**Exercise materials:**
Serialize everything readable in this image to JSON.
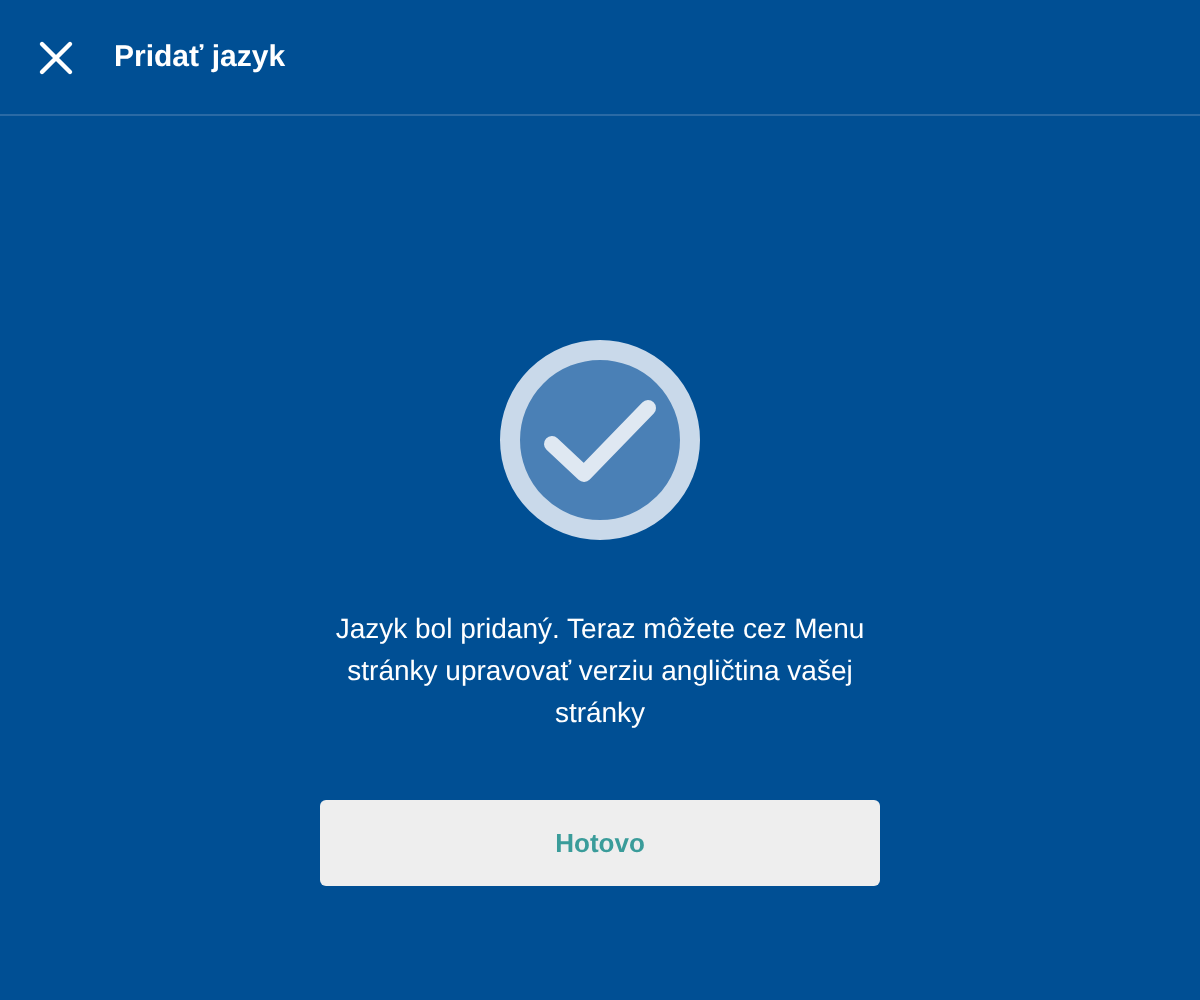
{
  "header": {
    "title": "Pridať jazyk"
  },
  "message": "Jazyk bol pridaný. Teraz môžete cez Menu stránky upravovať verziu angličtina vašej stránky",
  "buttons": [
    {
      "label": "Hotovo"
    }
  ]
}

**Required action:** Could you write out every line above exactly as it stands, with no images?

**Response to the exercise:**
Serialize everything readable in this image to JSON.
{
  "header": {
    "title": "Pridať jazyk"
  },
  "message": "Jazyk bol pridaný. Teraz môžete cez Menu stránky upravovať verziu angličtina vašej stránky",
  "buttons": [
    {
      "label": "Hotovo"
    }
  ]
}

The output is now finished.